The prevention of mother-to-child transmission continues to have high testing and treatment coverage for over 99% of clients, with mother-to-child transmission holding at 0.6% throughout the year. The BPACE program has also supported the national program towards pre-validation for the elimination of mother-to-child-transmission of HIV.
Fifth Botswana AIDS Impact Survey (BAIS V). Preparation for the BAIS V began in 2019. This Centers for Disease Control and Prevention (CDC) survey is among the ongoing Population Based HIV Impact Assessments (PHIAs) being conducted in select nations. BAIS V is a cross-sectional, household-based, nationally representative survey that is assessing the prevalence of key HIV-related health indicators such as incidence, prevalence, viral load suppression, and risk behaviors and will describe uptake of key HIV prevention, care, and treatment services.
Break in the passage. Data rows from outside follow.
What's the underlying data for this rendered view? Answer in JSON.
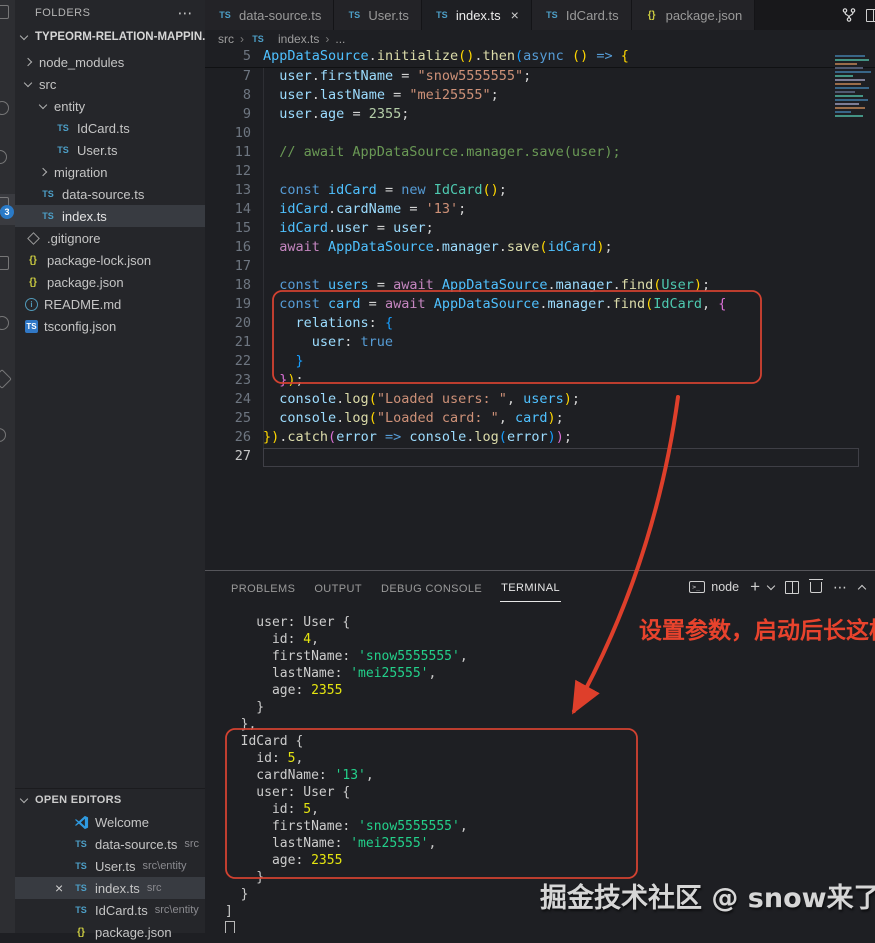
{
  "window": {
    "sidebar_header": "FOLDERS",
    "project_section": "TYPEORM-RELATION-MAPPIN...",
    "open_editors_title": "OPEN EDITORS"
  },
  "ui": {
    "close": "×",
    "sep": "›",
    "more": "⋯"
  },
  "activity_bar": {
    "badge_count": "3"
  },
  "explorer_tree": [
    {
      "label": "node_modules",
      "indent": 1,
      "kind": "folder",
      "state": "collapsed"
    },
    {
      "label": "src",
      "indent": 1,
      "kind": "folder",
      "state": "expanded"
    },
    {
      "label": "entity",
      "indent": 2,
      "kind": "folder",
      "state": "expanded"
    },
    {
      "label": "IdCard.ts",
      "indent": 3,
      "kind": "ts"
    },
    {
      "label": "User.ts",
      "indent": 3,
      "kind": "ts"
    },
    {
      "label": "migration",
      "indent": 2,
      "kind": "folder",
      "state": "collapsed"
    },
    {
      "label": "data-source.ts",
      "indent": 2,
      "kind": "ts"
    },
    {
      "label": "index.ts",
      "indent": 2,
      "kind": "ts",
      "selected": true
    },
    {
      "label": ".gitignore",
      "indent": 1,
      "kind": "git"
    },
    {
      "label": "package-lock.json",
      "indent": 1,
      "kind": "json"
    },
    {
      "label": "package.json",
      "indent": 1,
      "kind": "json"
    },
    {
      "label": "README.md",
      "indent": 1,
      "kind": "info"
    },
    {
      "label": "tsconfig.json",
      "indent": 1,
      "kind": "tsblue"
    }
  ],
  "open_editors": [
    {
      "label": "Welcome",
      "path": "",
      "kind": "vscode"
    },
    {
      "label": "data-source.ts",
      "path": "src",
      "kind": "ts"
    },
    {
      "label": "User.ts",
      "path": "src\\entity",
      "kind": "ts"
    },
    {
      "label": "index.ts",
      "path": "src",
      "kind": "ts",
      "active": true
    },
    {
      "label": "IdCard.ts",
      "path": "src\\entity",
      "kind": "ts"
    },
    {
      "label": "package.json",
      "path": "",
      "kind": "json"
    }
  ],
  "editor_tabs": [
    {
      "label": "data-source.ts",
      "kind": "ts"
    },
    {
      "label": "User.ts",
      "kind": "ts"
    },
    {
      "label": "index.ts",
      "kind": "ts",
      "active": true
    },
    {
      "label": "IdCard.ts",
      "kind": "ts"
    },
    {
      "label": "package.json",
      "kind": "json"
    }
  ],
  "breadcrumb": {
    "items": [
      {
        "label": "src"
      },
      {
        "label": "index.ts",
        "icon": "ts"
      },
      {
        "label": "..."
      }
    ]
  },
  "code": {
    "lines": [
      {
        "n": "5",
        "sticky": true,
        "t": [
          [
            "AppDataSource",
            "b2"
          ],
          [
            ".",
            "pu"
          ],
          [
            "initialize",
            "fn"
          ],
          [
            "()",
            "py"
          ],
          [
            ".",
            "pu"
          ],
          [
            "then",
            "fn"
          ],
          [
            "(",
            "pb"
          ],
          [
            "async",
            "kw"
          ],
          [
            " ",
            "pu"
          ],
          [
            "()",
            "py"
          ],
          [
            " ",
            "pu"
          ],
          [
            "=>",
            "kw"
          ],
          [
            " ",
            "pu"
          ],
          [
            "{",
            "py"
          ]
        ]
      },
      {
        "n": "7",
        "t": [
          [
            "  user",
            "b1"
          ],
          [
            ".",
            "pu"
          ],
          [
            "firstName",
            "b1"
          ],
          [
            " = ",
            "pu"
          ],
          [
            "\"snow5555555\"",
            "st"
          ],
          [
            ";",
            "pu"
          ]
        ]
      },
      {
        "n": "8",
        "t": [
          [
            "  user",
            "b1"
          ],
          [
            ".",
            "pu"
          ],
          [
            "lastName",
            "b1"
          ],
          [
            " = ",
            "pu"
          ],
          [
            "\"mei25555\"",
            "st"
          ],
          [
            ";",
            "pu"
          ]
        ]
      },
      {
        "n": "9",
        "t": [
          [
            "  user",
            "b1"
          ],
          [
            ".",
            "pu"
          ],
          [
            "age",
            "b1"
          ],
          [
            " = ",
            "pu"
          ],
          [
            "2355",
            "nu"
          ],
          [
            ";",
            "pu"
          ]
        ]
      },
      {
        "n": "10",
        "t": []
      },
      {
        "n": "11",
        "t": [
          [
            "  // await AppDataSource.manager.save(user);",
            "cm"
          ]
        ]
      },
      {
        "n": "12",
        "t": []
      },
      {
        "n": "13",
        "t": [
          [
            "  ",
            "pu"
          ],
          [
            "const",
            "kw"
          ],
          [
            " idCard",
            "b2"
          ],
          [
            " = ",
            "pu"
          ],
          [
            "new",
            "kw"
          ],
          [
            " ",
            "pu"
          ],
          [
            "IdCard",
            "cl"
          ],
          [
            "()",
            "py"
          ],
          [
            ";",
            "pu"
          ]
        ]
      },
      {
        "n": "14",
        "t": [
          [
            "  idCard",
            "b2"
          ],
          [
            ".",
            "pu"
          ],
          [
            "cardName",
            "b1"
          ],
          [
            " = ",
            "pu"
          ],
          [
            "'13'",
            "st"
          ],
          [
            ";",
            "pu"
          ]
        ]
      },
      {
        "n": "15",
        "t": [
          [
            "  idCard",
            "b2"
          ],
          [
            ".",
            "pu"
          ],
          [
            "user",
            "b1"
          ],
          [
            " = ",
            "pu"
          ],
          [
            "user",
            "b1"
          ],
          [
            ";",
            "pu"
          ]
        ]
      },
      {
        "n": "16",
        "t": [
          [
            "  ",
            "pu"
          ],
          [
            "await",
            "aw"
          ],
          [
            " ",
            "pu"
          ],
          [
            "AppDataSource",
            "b2"
          ],
          [
            ".",
            "pu"
          ],
          [
            "manager",
            "b1"
          ],
          [
            ".",
            "pu"
          ],
          [
            "save",
            "fn"
          ],
          [
            "(",
            "py"
          ],
          [
            "idCard",
            "b2"
          ],
          [
            ")",
            "py"
          ],
          [
            ";",
            "pu"
          ]
        ]
      },
      {
        "n": "17",
        "t": []
      },
      {
        "n": "18",
        "t": [
          [
            "  ",
            "pu"
          ],
          [
            "const",
            "kw"
          ],
          [
            " users",
            "b2"
          ],
          [
            " = ",
            "pu"
          ],
          [
            "await",
            "aw"
          ],
          [
            " ",
            "pu"
          ],
          [
            "AppDataSource",
            "b2"
          ],
          [
            ".",
            "pu"
          ],
          [
            "manager",
            "b1"
          ],
          [
            ".",
            "pu"
          ],
          [
            "find",
            "fn"
          ],
          [
            "(",
            "py"
          ],
          [
            "User",
            "cl"
          ],
          [
            ")",
            "py"
          ],
          [
            ";",
            "pu"
          ]
        ]
      },
      {
        "n": "19",
        "t": [
          [
            "  ",
            "pu"
          ],
          [
            "const",
            "kw"
          ],
          [
            " card",
            "b2"
          ],
          [
            " = ",
            "pu"
          ],
          [
            "await",
            "aw"
          ],
          [
            " ",
            "pu"
          ],
          [
            "AppDataSource",
            "b2"
          ],
          [
            ".",
            "pu"
          ],
          [
            "manager",
            "b1"
          ],
          [
            ".",
            "pu"
          ],
          [
            "find",
            "fn"
          ],
          [
            "(",
            "py"
          ],
          [
            "IdCard",
            "cl"
          ],
          [
            ", ",
            "pu"
          ],
          [
            "{",
            "pp"
          ]
        ]
      },
      {
        "n": "20",
        "t": [
          [
            "    relations",
            "b1"
          ],
          [
            ": ",
            "pu"
          ],
          [
            "{",
            "pb"
          ]
        ]
      },
      {
        "n": "21",
        "t": [
          [
            "      user",
            "b1"
          ],
          [
            ": ",
            "pu"
          ],
          [
            "true",
            "kw"
          ]
        ]
      },
      {
        "n": "22",
        "t": [
          [
            "    }",
            "pb"
          ]
        ]
      },
      {
        "n": "23",
        "t": [
          [
            "  }",
            "pp"
          ],
          [
            ")",
            "py"
          ],
          [
            ";",
            "pu"
          ]
        ]
      },
      {
        "n": "24",
        "t": [
          [
            "  console",
            "b1"
          ],
          [
            ".",
            "pu"
          ],
          [
            "log",
            "fn"
          ],
          [
            "(",
            "py"
          ],
          [
            "\"Loaded users: \"",
            "st"
          ],
          [
            ", ",
            "pu"
          ],
          [
            "users",
            "b2"
          ],
          [
            ")",
            "py"
          ],
          [
            ";",
            "pu"
          ]
        ]
      },
      {
        "n": "25",
        "t": [
          [
            "  console",
            "b1"
          ],
          [
            ".",
            "pu"
          ],
          [
            "log",
            "fn"
          ],
          [
            "(",
            "py"
          ],
          [
            "\"Loaded card: \"",
            "st"
          ],
          [
            ", ",
            "pu"
          ],
          [
            "card",
            "b2"
          ],
          [
            ")",
            "py"
          ],
          [
            ";",
            "pu"
          ]
        ]
      },
      {
        "n": "26",
        "t": [
          [
            "})",
            "py"
          ],
          [
            ".",
            "pu"
          ],
          [
            "catch",
            "fn"
          ],
          [
            "(",
            "pp"
          ],
          [
            "error",
            "b1"
          ],
          [
            " ",
            "pu"
          ],
          [
            "=>",
            "kw"
          ],
          [
            " console",
            "b1"
          ],
          [
            ".",
            "pu"
          ],
          [
            "log",
            "fn"
          ],
          [
            "(",
            "pb"
          ],
          [
            "error",
            "b1"
          ],
          [
            ")",
            "pb"
          ],
          [
            ")",
            "pp"
          ],
          [
            ";",
            "pu"
          ]
        ]
      },
      {
        "n": "27",
        "cur": true,
        "t": []
      }
    ]
  },
  "panel": {
    "tabs": [
      {
        "label": "PROBLEMS"
      },
      {
        "label": "OUTPUT"
      },
      {
        "label": "DEBUG CONSOLE"
      },
      {
        "label": "TERMINAL",
        "active": true
      }
    ],
    "shell": "node",
    "terminal": {
      "lines": [
        [
          [
            "    user: User {",
            "tw"
          ]
        ],
        [
          [
            "      id: ",
            "tw"
          ],
          [
            "4",
            "ty"
          ],
          [
            ",",
            "tw"
          ]
        ],
        [
          [
            "      firstName: ",
            "tw"
          ],
          [
            "'snow5555555'",
            "tg"
          ],
          [
            ",",
            "tw"
          ]
        ],
        [
          [
            "      lastName: ",
            "tw"
          ],
          [
            "'mei25555'",
            "tg"
          ],
          [
            ",",
            "tw"
          ]
        ],
        [
          [
            "      age: ",
            "tw"
          ],
          [
            "2355",
            "ty"
          ]
        ],
        [
          [
            "    }",
            "tw"
          ]
        ],
        [
          [
            "  },",
            "tw"
          ]
        ],
        [
          [
            "  IdCard {",
            "tw"
          ]
        ],
        [
          [
            "    id: ",
            "tw"
          ],
          [
            "5",
            "ty"
          ],
          [
            ",",
            "tw"
          ]
        ],
        [
          [
            "    cardName: ",
            "tw"
          ],
          [
            "'13'",
            "tg"
          ],
          [
            ",",
            "tw"
          ]
        ],
        [
          [
            "    user: User {",
            "tw"
          ]
        ],
        [
          [
            "      id: ",
            "tw"
          ],
          [
            "5",
            "ty"
          ],
          [
            ",",
            "tw"
          ]
        ],
        [
          [
            "      firstName: ",
            "tw"
          ],
          [
            "'snow5555555'",
            "tg"
          ],
          [
            ",",
            "tw"
          ]
        ],
        [
          [
            "      lastName: ",
            "tw"
          ],
          [
            "'mei25555'",
            "tg"
          ],
          [
            ",",
            "tw"
          ]
        ],
        [
          [
            "      age: ",
            "tw"
          ],
          [
            "2355",
            "ty"
          ]
        ],
        [
          [
            "    }",
            "tw"
          ]
        ],
        [
          [
            "  }",
            "tw"
          ]
        ],
        [
          [
            "]",
            "tw"
          ]
        ]
      ]
    }
  },
  "annotations": {
    "note": "设置参数，启动后长这样",
    "watermark": "掘金技术社区 @ snow来了",
    "accent_color": "#de3f2b"
  }
}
This two-stage cluster survey of 13,545 randomly selected households in Botswana will include 28,789 eligible participants aged 15-64 years, of whom 24,154 are expected to participate in an interview. From this group, 21,142 are expected to participate in a blood draw and HIV testing. In addition, the survey expects 3,762 children aged 6 weeks to 14 years born from HIV-positive mothers and mothers of unknown HIV status to participate in the blood draw and HIV testing. The total number of expected participants in the blood draw and HIV testing is 24,904.
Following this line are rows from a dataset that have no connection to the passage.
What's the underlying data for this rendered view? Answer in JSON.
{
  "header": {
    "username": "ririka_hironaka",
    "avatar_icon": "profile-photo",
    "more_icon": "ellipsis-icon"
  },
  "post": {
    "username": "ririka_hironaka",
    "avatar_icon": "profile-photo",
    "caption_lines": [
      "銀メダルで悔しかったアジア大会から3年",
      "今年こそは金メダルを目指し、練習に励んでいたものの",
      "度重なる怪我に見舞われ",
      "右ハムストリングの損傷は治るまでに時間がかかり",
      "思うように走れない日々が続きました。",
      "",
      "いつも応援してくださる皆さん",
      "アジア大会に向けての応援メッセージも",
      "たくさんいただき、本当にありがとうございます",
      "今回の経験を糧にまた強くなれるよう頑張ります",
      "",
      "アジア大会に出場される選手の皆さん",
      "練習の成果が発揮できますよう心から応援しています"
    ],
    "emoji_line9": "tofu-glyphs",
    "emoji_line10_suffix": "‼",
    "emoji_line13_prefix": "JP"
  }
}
From September 2, 2019 to March 17, 2020, the BAIS V team was preparing for survey implementation. Following the onset of the COVID-19 pandemic, the BAIS V steering committee paused the survey. Preparations for restarting the survey in a COVID-compliant manner are underway, with a view to resuming once a date is agreed upon by the Government of Botswana, Ciheb, and CDC.
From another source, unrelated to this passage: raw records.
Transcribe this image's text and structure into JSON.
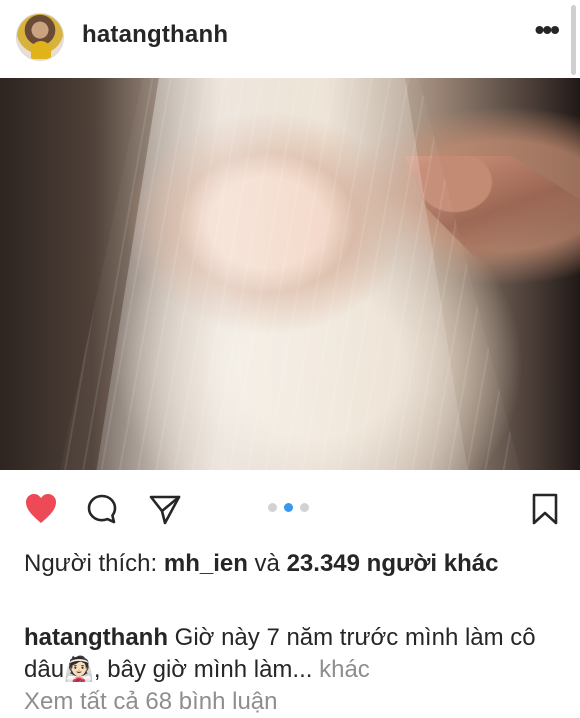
{
  "header": {
    "username": "hatangthanh",
    "more_label": "•••"
  },
  "post": {
    "image_description_icon": "bride-veil-photo",
    "carousel": {
      "count": 3,
      "active_index": 1
    }
  },
  "likes": {
    "prefix": "Người thích: ",
    "user": "mh_ien",
    "conj": " và ",
    "count_text": "23.349 người khác"
  },
  "caption": {
    "username": "hatangthanh",
    "text": " Giờ này 7 năm trước mình làm cô dâu👰🏻, bây giờ mình làm...",
    "more": " khác"
  },
  "comments_link": "Xem tất cả 68 bình luận",
  "icons": {
    "heart": "heart-icon",
    "comment": "comment-icon",
    "share": "share-icon",
    "bookmark": "bookmark-icon"
  },
  "colors": {
    "heart": "#ed4956",
    "accent": "#3897f0",
    "text": "#262626",
    "muted": "#8e8e8e"
  }
}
COVID-19. The global pandemic reached Botswana in late March 2020, and the Botswana government imposed a country-wide lockdown on April 2, which involved extreme social distancing. At the clinics, Bummhi focused on implementing two immediate measures to ensure continued treatment of HIV patients: decongesting waiting areas and expediting clinic visits so that patient exposure would be limited. Bummhi also deployed mobile testing clinics and assisted with contact tracing. In addition, the Bummhi team has supported the development of COVID-19 surveillance at supported districts.
The Botswana Presidential COVID-19 Task Force has developed guidelines for return to work policies as has CDC for survey resumption. These guidelines have been reviewed by the BAIS V principal investigators and representatives from the Ministry of Health and Wellness.
Members of the Botswana Presidential COVID-19 Task Force inspect the data dashboard being built for the 2020 BAIS V population-based HIV impact survey. Present in the photo: National Coordinator of the Presidential COVID-19 Taskforce Dr. Kereng Masuku, Bummhi Country Director Dr. Ndwapi Ndwapi, and Deputy National Coordinator of the Presidential COVID-19 Taskforce Dr. Mogomotsi Matshaba.
News and Impact Stories from Botswana
Ciheb was awarded four grants from the U.S. Centers for Disease Control and Prevention to support COVID-19 response activities in Botswana, Nigeria, Malawi, and Mozambique.